KANSAS CITY -- The reception for Rockies closer Greg Holland from a large Kansas City media contingent in the visiting dugout Tuesday was warm and admirable. He couldn't wrap his mind around how wonderful it would be hours later, when Kauffman Stadium would fill.
Holland helped the Royals get to the World Series in 2014 and win it in 2015 before signing with the Rockies last winter. Tuesday marked his first game in Kansas City as a visitor. Holland admitted feeling strange about the possibility of receiving a big ovation, even though he could potentially be trying to secure a win against the home team.
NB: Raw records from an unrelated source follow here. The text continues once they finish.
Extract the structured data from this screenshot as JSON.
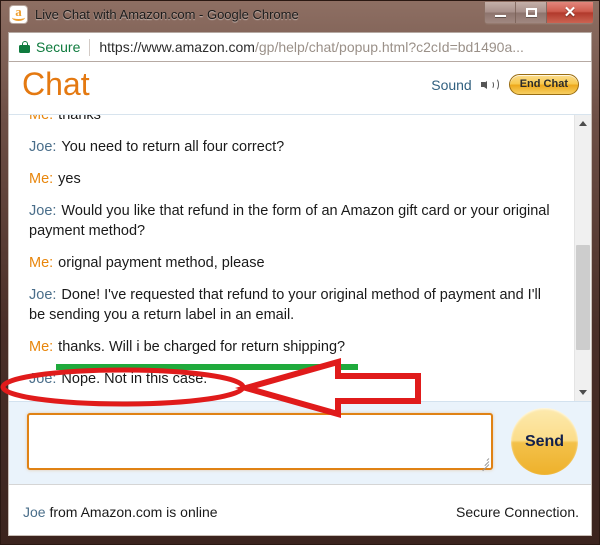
{
  "window": {
    "title": "Live Chat with Amazon.com - Google Chrome",
    "favicon_letter": "a",
    "controls": {
      "minimize_label": "–",
      "maximize_label": "□",
      "close_label": "✕"
    }
  },
  "omnibox": {
    "security_label": "Secure",
    "url_host": "https://www.amazon.com",
    "url_path": "/gp/help/chat/popup.html?c2cId=bd1490a..."
  },
  "chat": {
    "title": "Chat",
    "sound_label": "Sound",
    "end_chat_label": "End Chat",
    "messages": [
      {
        "who": "Me:",
        "role": "me",
        "text": "thanks"
      },
      {
        "who": "Joe:",
        "role": "joe",
        "text": "You need to return all four correct?"
      },
      {
        "who": "Me:",
        "role": "me",
        "text": "yes"
      },
      {
        "who": "Joe:",
        "role": "joe",
        "text": "Would you like that refund in the form of an Amazon gift card or your original payment method?"
      },
      {
        "who": "Me:",
        "role": "me",
        "text": "orignal payment method, please"
      },
      {
        "who": "Joe:",
        "role": "joe",
        "text": "Done! I've requested that refund to your original method of payment and I'll be sending you a return label in an email."
      },
      {
        "who": "Me:",
        "role": "me",
        "text": "thanks. Will i be charged for return shipping?"
      },
      {
        "who": "Joe:",
        "role": "joe",
        "text": "Nope. Not in this case."
      }
    ]
  },
  "compose": {
    "input_value": "",
    "input_placeholder": "",
    "send_label": "Send"
  },
  "footer": {
    "agent_name": "Joe",
    "status_text": " from Amazon.com is online",
    "connection_text": "Secure Connection."
  },
  "annotations": {
    "highlight_color": "#1faa3c",
    "markup_color": "#e01b1b",
    "arrow_fill": "#ffffff"
  },
  "colors": {
    "amazon_orange": "#e47911",
    "me_name": "#e8860c",
    "joe_name": "#4a6e8a",
    "secure_green": "#0f7b3e",
    "compose_bg": "#eaf3fb",
    "send_gold": "#f3c14a"
  }
}
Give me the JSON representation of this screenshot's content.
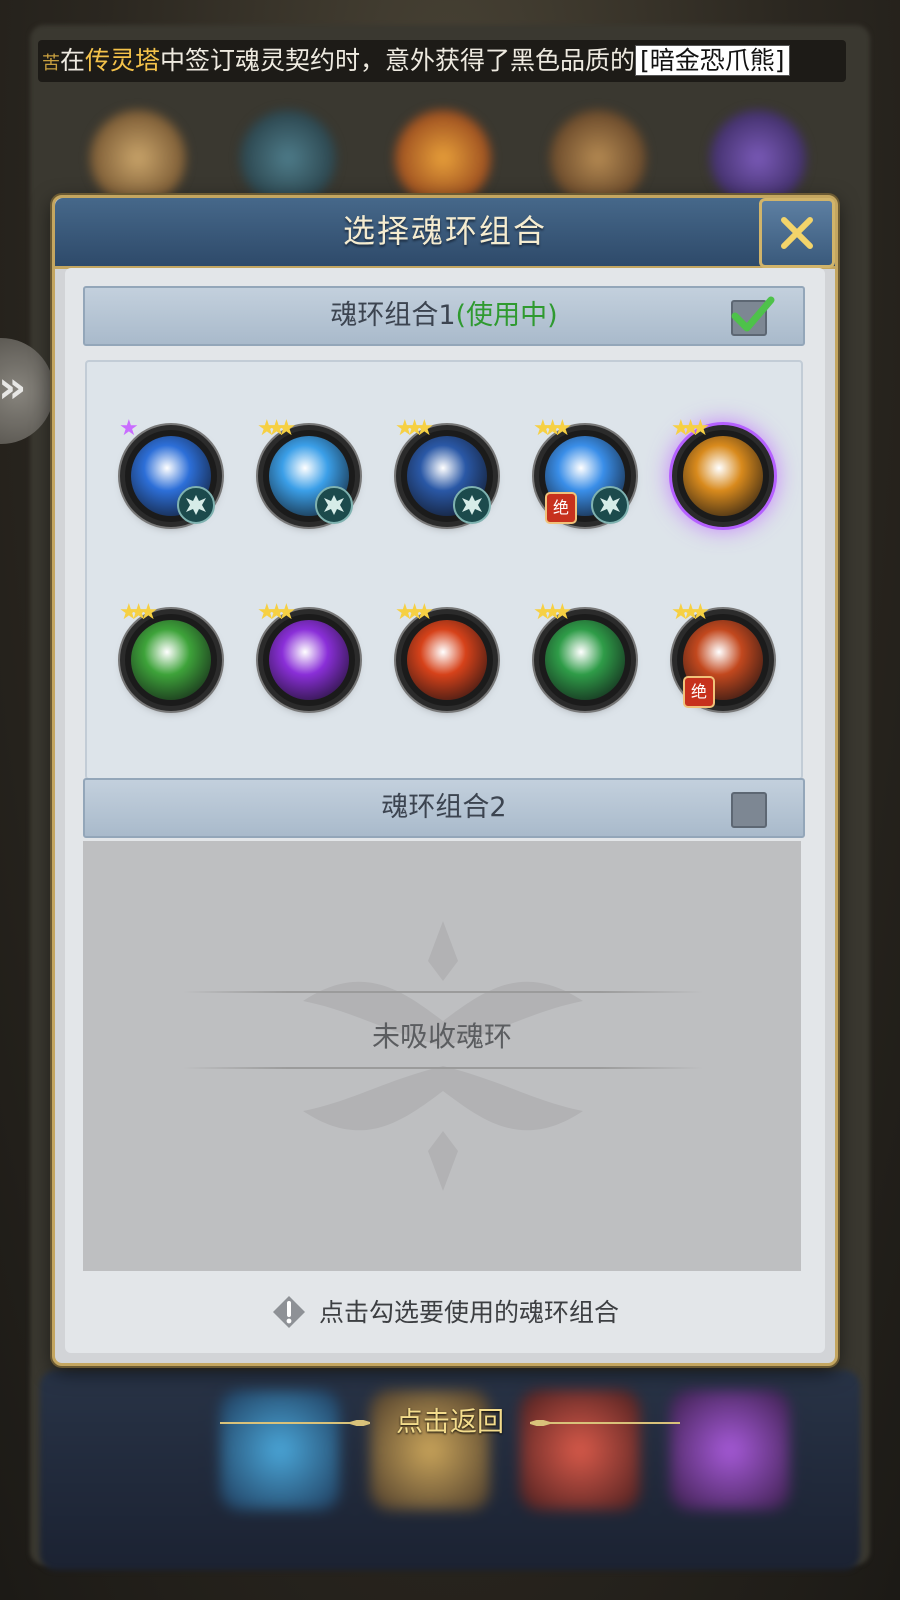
{
  "ticker": {
    "prefix_fragment": "苦",
    "text_before": "在",
    "location": "传灵塔",
    "text_middle": "中签订魂灵契约时，意外获得了黑色品质的",
    "item_name": "[暗金恐爪熊]"
  },
  "side_tab": {
    "glyph": "»"
  },
  "dialog": {
    "title": "选择魂环组合",
    "close_glyph": "✕"
  },
  "groups": [
    {
      "label": "魂环组合1",
      "status": "(使用中)",
      "checked": true
    },
    {
      "label": "魂环组合2",
      "status": "",
      "checked": false
    }
  ],
  "rings_group1": [
    {
      "icon": "blue-claw-beast-icon",
      "stars": 1,
      "star_color": "#c96cff",
      "badge": "bad-spirit-icon",
      "theme": "#2d6fd8"
    },
    {
      "icon": "blue-orb-icon",
      "stars": 3,
      "star_color": "#f6d043",
      "badge": "bad-spirit-icon",
      "theme": "#3b9fe8"
    },
    {
      "icon": "blue-blade-icon",
      "stars": 3,
      "star_color": "#f6d043",
      "badge": "bad-spirit-icon",
      "theme": "#2a58a6"
    },
    {
      "icon": "blue-sphere-icon",
      "stars": 3,
      "star_color": "#f6d043",
      "badge": "bad-spirit-icon",
      "extra_badge": "绝",
      "theme": "#3a8ee8"
    },
    {
      "icon": "golden-swirl-shield-icon",
      "stars": 3,
      "star_color": "#f6d043",
      "glow": true,
      "theme": "#d88a1d"
    },
    {
      "icon": "green-sprout-icon",
      "stars": 3,
      "star_color": "#f6d043",
      "theme": "#3ea33a"
    },
    {
      "icon": "purple-crystal-icon",
      "stars": 3,
      "star_color": "#f6d043",
      "theme": "#8a2fd8"
    },
    {
      "icon": "fire-demon-icon",
      "stars": 3,
      "star_color": "#f6d043",
      "theme": "#d6421a"
    },
    {
      "icon": "green-shield-icon",
      "stars": 3,
      "star_color": "#f6d043",
      "theme": "#2f9c48"
    },
    {
      "icon": "fire-dragon-icon",
      "stars": 3,
      "star_color": "#f6d043",
      "extra_badge": "绝",
      "theme": "#c2481e"
    }
  ],
  "group2_empty_text": "未吸收魂环",
  "hint": "点击勾选要使用的魂环组合",
  "tap_return": "点击返回",
  "colors": {
    "header_blue": "#2e4a6a",
    "gold_border": "#c4a660",
    "in_use_green": "#2f9a30"
  }
}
"It's kind of a different element, but I hope that once the game starts, I'll just be able to play baseball," said Holland, who was given a pregame curtain call after a video tribute on the crown-shaped scoreboard in center field. "I try not to think about that stuff. Many good memories playing here, culminating with a World Series. It's really cool. I'm so glad I got the opportunity to do some of those things."
Holland represented the Rockies in the All-Star Game in July, but he arrived in Kansas City struggling. He's 1-for-3 on save chances in his previous five games, with eight hits, including three homers, five walks and nine runs in 4 1/3 innings.
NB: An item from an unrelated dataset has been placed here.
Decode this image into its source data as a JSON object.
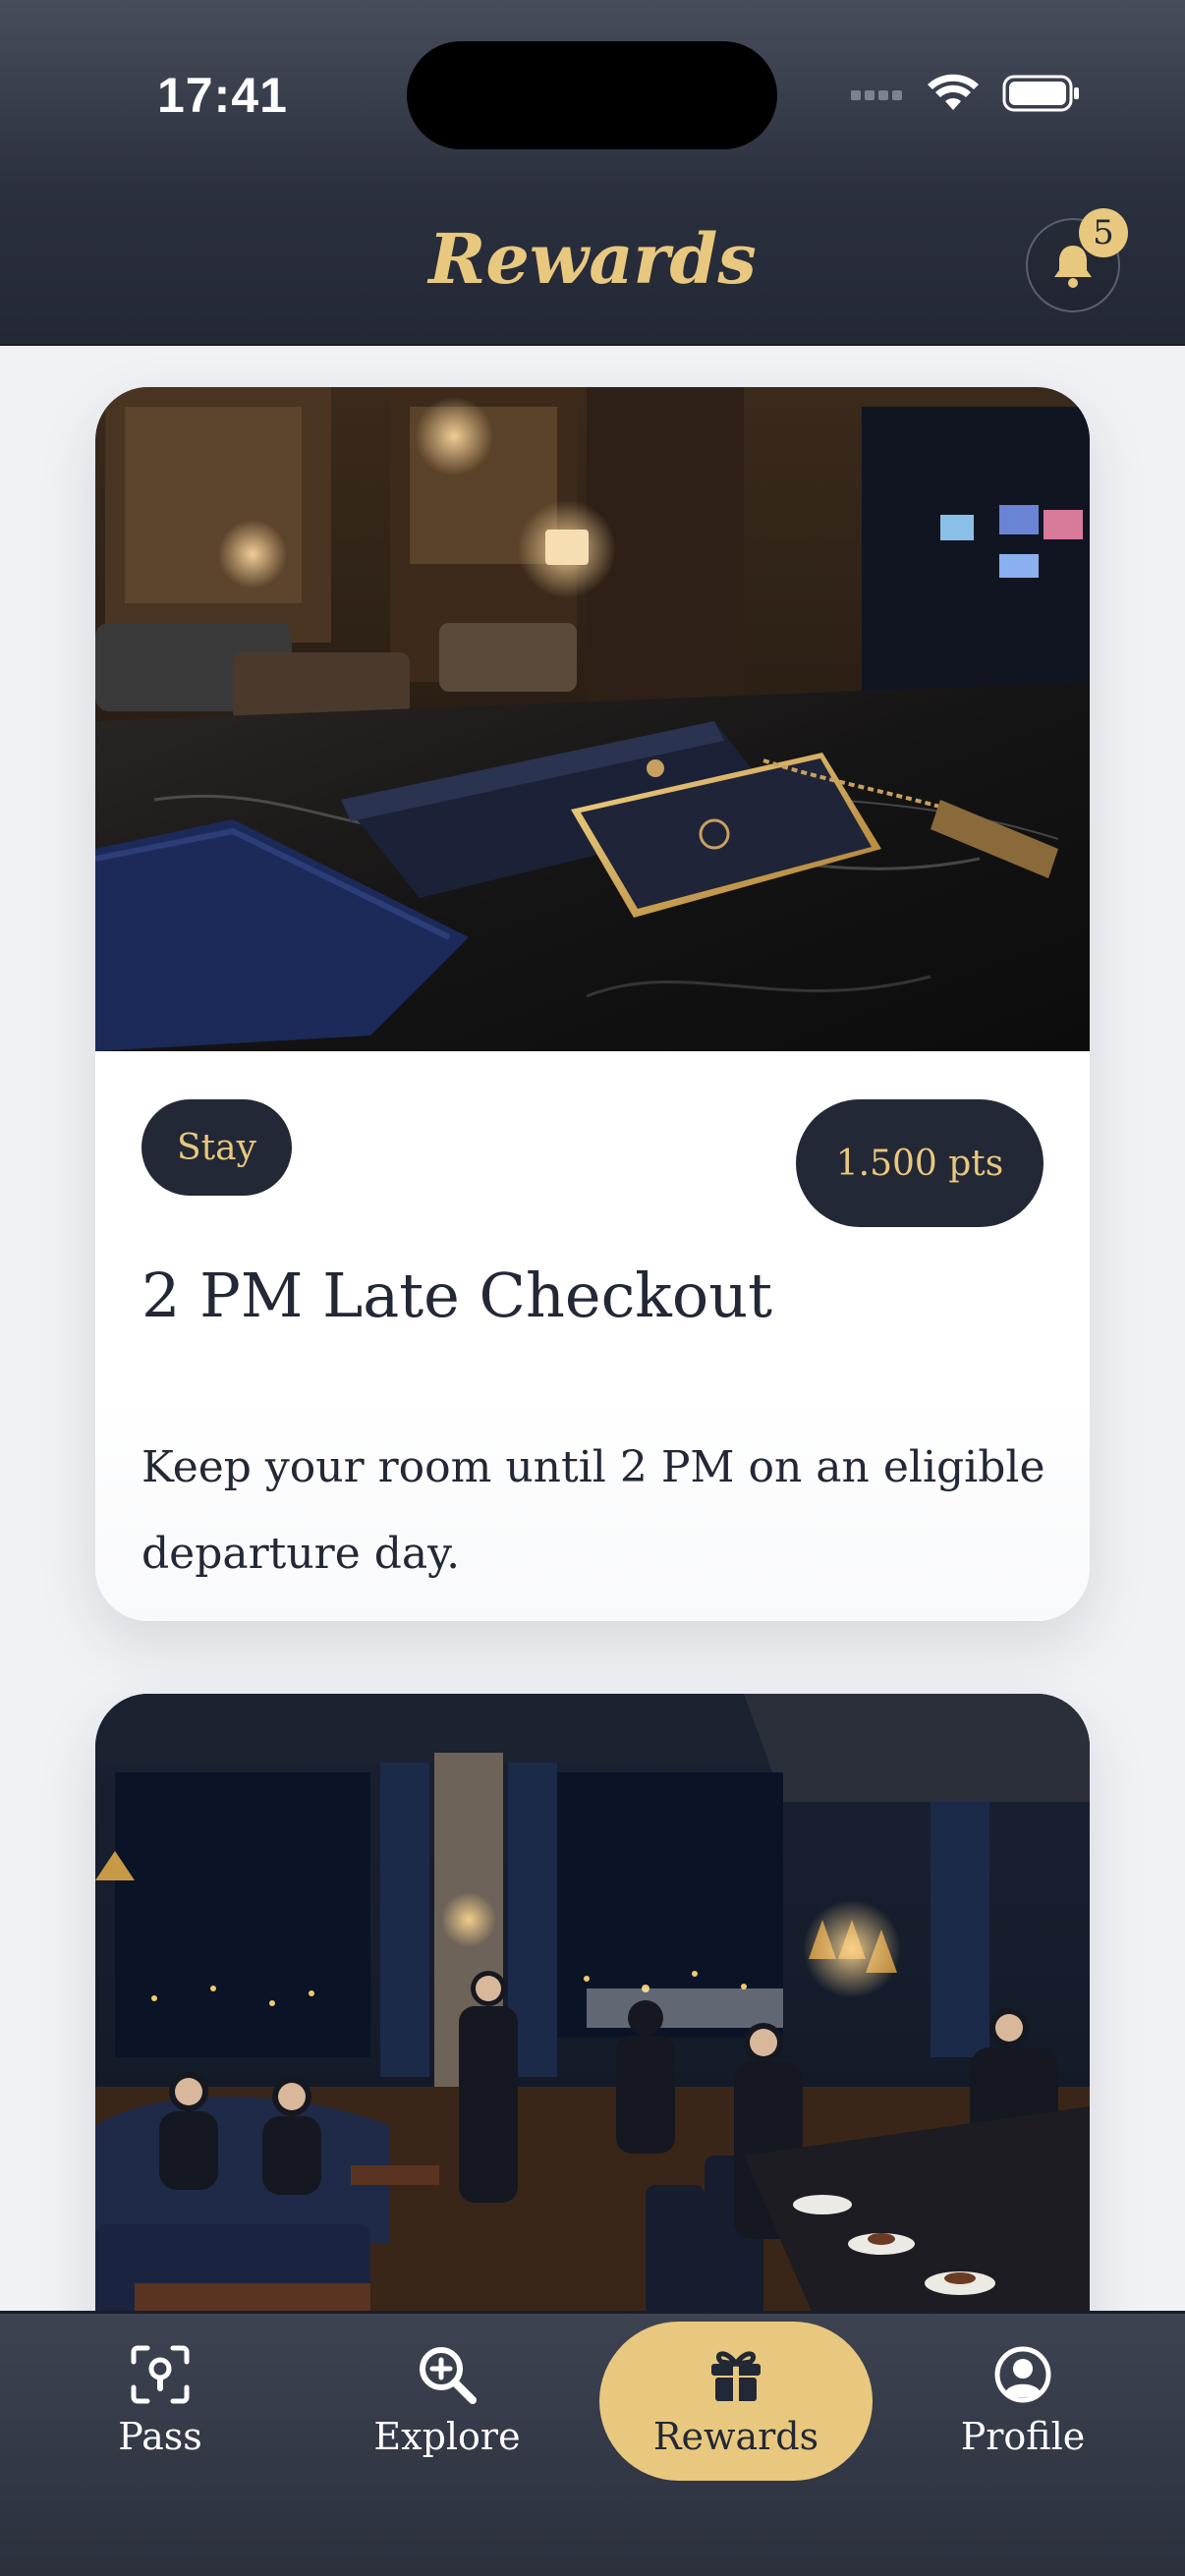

With the slider, his signature pitch, opposing hitters batted .103 (8-for-78) against it before the recent slump, third-lowest among pitchers with 75 at-bats against. In the past five games, they've hit .313 (5-for-16). Hitters had been swinging and missing at 53.2 percent of the sliders; during the skid, that figure dropped to 28.6 percent.
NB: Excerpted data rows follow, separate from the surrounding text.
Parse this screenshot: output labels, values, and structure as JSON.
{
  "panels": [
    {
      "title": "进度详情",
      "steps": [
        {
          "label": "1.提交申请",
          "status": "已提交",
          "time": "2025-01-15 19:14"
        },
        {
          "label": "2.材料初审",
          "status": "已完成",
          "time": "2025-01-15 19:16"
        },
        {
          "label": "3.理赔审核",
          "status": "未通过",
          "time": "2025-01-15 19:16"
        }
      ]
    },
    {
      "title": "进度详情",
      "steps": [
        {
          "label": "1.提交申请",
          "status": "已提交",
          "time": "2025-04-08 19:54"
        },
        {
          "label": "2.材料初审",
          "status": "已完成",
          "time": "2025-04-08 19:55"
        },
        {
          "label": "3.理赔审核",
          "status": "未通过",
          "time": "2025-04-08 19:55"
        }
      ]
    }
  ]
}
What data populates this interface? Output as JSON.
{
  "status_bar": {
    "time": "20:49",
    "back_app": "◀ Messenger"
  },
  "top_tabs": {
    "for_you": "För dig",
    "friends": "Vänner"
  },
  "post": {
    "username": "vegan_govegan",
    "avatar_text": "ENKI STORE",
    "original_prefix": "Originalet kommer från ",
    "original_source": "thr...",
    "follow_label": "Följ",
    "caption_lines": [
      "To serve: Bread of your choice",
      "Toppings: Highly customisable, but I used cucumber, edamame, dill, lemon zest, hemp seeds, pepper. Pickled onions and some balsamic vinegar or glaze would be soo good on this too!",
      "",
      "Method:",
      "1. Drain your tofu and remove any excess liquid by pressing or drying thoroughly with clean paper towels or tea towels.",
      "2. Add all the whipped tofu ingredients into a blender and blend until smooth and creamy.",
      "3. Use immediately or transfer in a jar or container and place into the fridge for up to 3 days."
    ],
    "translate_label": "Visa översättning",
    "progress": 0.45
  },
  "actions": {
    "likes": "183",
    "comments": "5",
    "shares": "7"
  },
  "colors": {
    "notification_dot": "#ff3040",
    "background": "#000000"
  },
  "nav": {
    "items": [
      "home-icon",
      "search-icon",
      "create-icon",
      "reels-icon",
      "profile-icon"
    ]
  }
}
Also, the fastball batting average was at .250 but has been .600 (3-for-5) of late, and after posting a 23.8 percent whiff rate with the slider, he has gotten no swings and misses the last five games.
The strike rate is also down: 56 percent, as opposed to 65 percent previously.
"This late in the season, everyone's going to have some sort of fatigue, but I feel really good compared to where I've been in years past, and strong. Hopefully that'll translate come playoff time," Holland said.
But manager Bud Black noted that despite the cumulative numbers, Holland's troubles occurred on a few poorly executed pitches - a hit batsman here, a fastball instead of a slider there, plus some good sliders fought off by hitters and bad sliders hit hard.
"It isn't like he's getting barraged," Black said. "Is he just a touch off? Yeah. Is he, like, way off? I don't think so. That's just me. Time will tell."
• The Rockies scratched Gerardo Parra from Tuesday's lineup. Parra was sporting an eclipse-resembling bruise on the outside of his right thigh, courtesy of being hit by a pitch from the Brewers' Chase Anderson on Sunday. Raimel Tapia, called up Tuesday as outfielder Mike Tauchman was optioned to Triple-A Albuquerque, started in right field.
Parra pinch-hit in the ninth inning of the Rockies' 3-2 loss and drew a walk after a seven-pitch at-bat, then was replaced by pinch-runner Alexi Amarista.
• The Rockies also placed catcher Ryan Hanigan (left groin strain) on the 10-day disabled list and recalled catcher Tony Wolters from Albuquerque.
Thomas Harding has covered the Rockies since 2000, and for MLB.com since 2002. Follow him on Twitter @harding_at_mlb, listen to podcasts and** like his Facebook page**.